Will Schools Reopen in September? And What Will That Look Like?
“If a child gets COVID, there’s a one in 1,000 chance that they will be hospitalized with it, and there is a one in 100,000 chance they will die from it,” Christakis said. “Those are long odds, as they say. Your child’s risk of getting hit by lightning over the course of their lifetime is one in 15,000, to give some perspective.”
Precautions put in place at schools to prevent outbreaks are instead designed to protect adults — teachers, parents and family members, Christakis explained.
“We know children themselves are at very low risk of getting sick with COVID. We don’t know how big a risk they pose to pass COVID on to either teachers or family members,” Christakis said. “It’s unfortunate we don’t know that, because that would make our decision-making a lot easier.
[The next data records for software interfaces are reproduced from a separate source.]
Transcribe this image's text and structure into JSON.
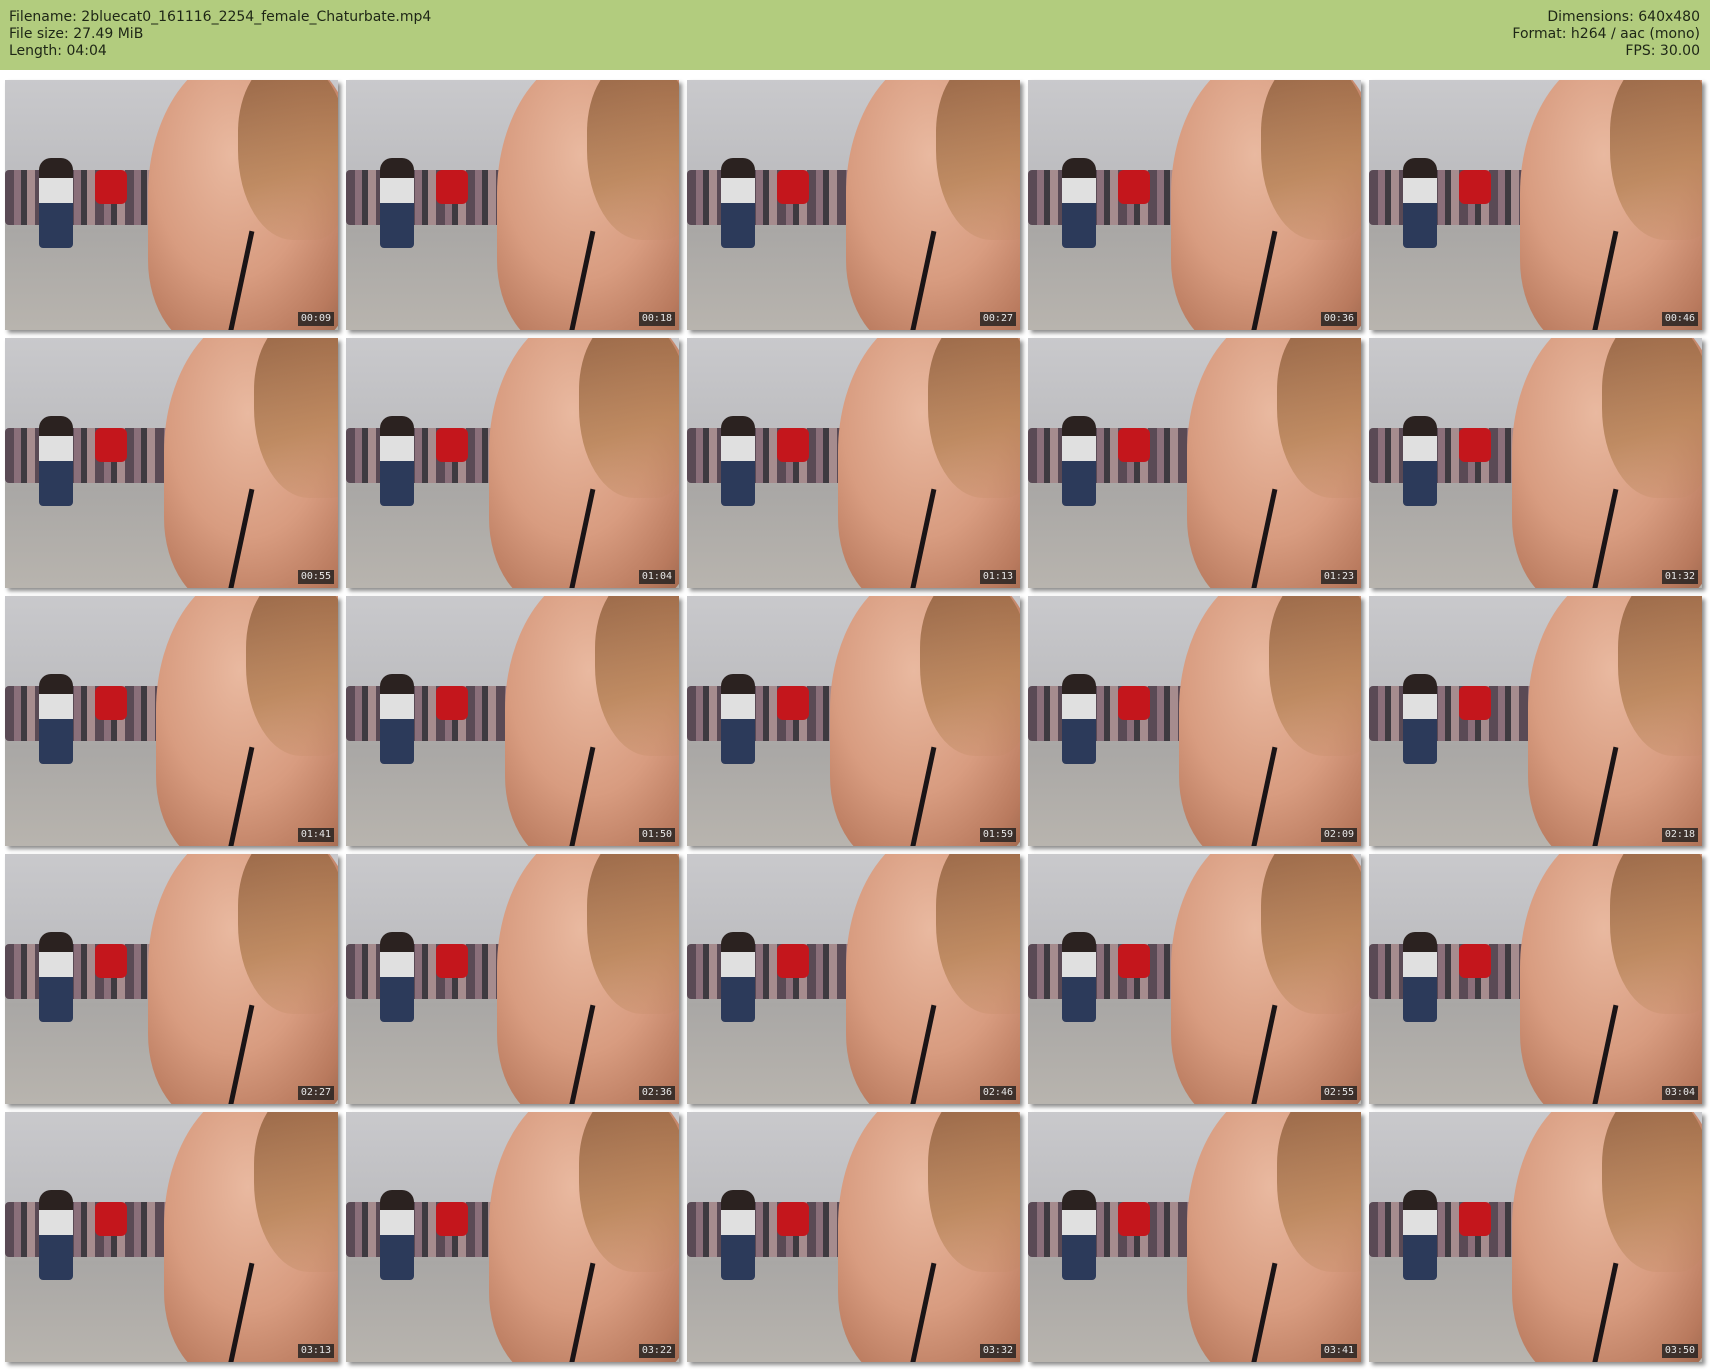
{
  "header": {
    "filename": "Filename: 2bluecat0_161116_2254_female_Chaturbate.mp4",
    "file_size": "File size: 27.49 MiB",
    "length": "Length: 04:04",
    "dimensions": "Dimensions: 640x480",
    "format": "Format: h264 / aac (mono)",
    "fps": "FPS: 30.00"
  },
  "colors": {
    "header_bg": "#b2cc7e"
  },
  "thumbnails": [
    {
      "time": "00:09"
    },
    {
      "time": "00:18"
    },
    {
      "time": "00:27"
    },
    {
      "time": "00:36"
    },
    {
      "time": "00:46"
    },
    {
      "time": "00:55"
    },
    {
      "time": "01:04"
    },
    {
      "time": "01:13"
    },
    {
      "time": "01:23"
    },
    {
      "time": "01:32"
    },
    {
      "time": "01:41"
    },
    {
      "time": "01:50"
    },
    {
      "time": "01:59"
    },
    {
      "time": "02:09"
    },
    {
      "time": "02:18"
    },
    {
      "time": "02:27"
    },
    {
      "time": "02:36"
    },
    {
      "time": "02:46"
    },
    {
      "time": "02:55"
    },
    {
      "time": "03:04"
    },
    {
      "time": "03:13"
    },
    {
      "time": "03:22"
    },
    {
      "time": "03:32"
    },
    {
      "time": "03:41"
    },
    {
      "time": "03:50"
    }
  ]
}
We don’t know how contagious they actually are.”
The CDC recommends that schools reopen with plans to routinely clean and disinfect surfaces and objects that are frequently touched, stagger arrival and dismissal times for students, avoiding mixing students in common areas, and increasing the space between desks.
Time-honored traditions like “Career Day” likely will fall by the wayside, as schools are being encouraged to limit all non-essential visitors.
It also could be some time before kids attend group events that promote school spirit, such as student assemblies, school sports, student concerts and dances. The CDC is asking schools to reconsider any event that would bring kids in close contact with each other.
Parents also should be ready for the school to be closed at a moment’s notice, in the event of an outbreak. The CDC recommends students and most staff be sent home at least two to five days upon finding a confirmed case at a school, so health officials can perform contact tracing and staff can disinfect areas used by the infected person.
All these changes are going to take place amid ongoing turmoil at schools related to both the COVID-19 pandemic and its effect on the economy, Domenech said.
Schools may face shortages in funding, teachers
“School districts that are already going to be suffering financially because of the economy may not have the dollars they need to implement the guidelines as they should be implemented,” Domenech noted.
Further, some schools are likely to have a workforce shortage because teachers are afraid for their health, Domenech added.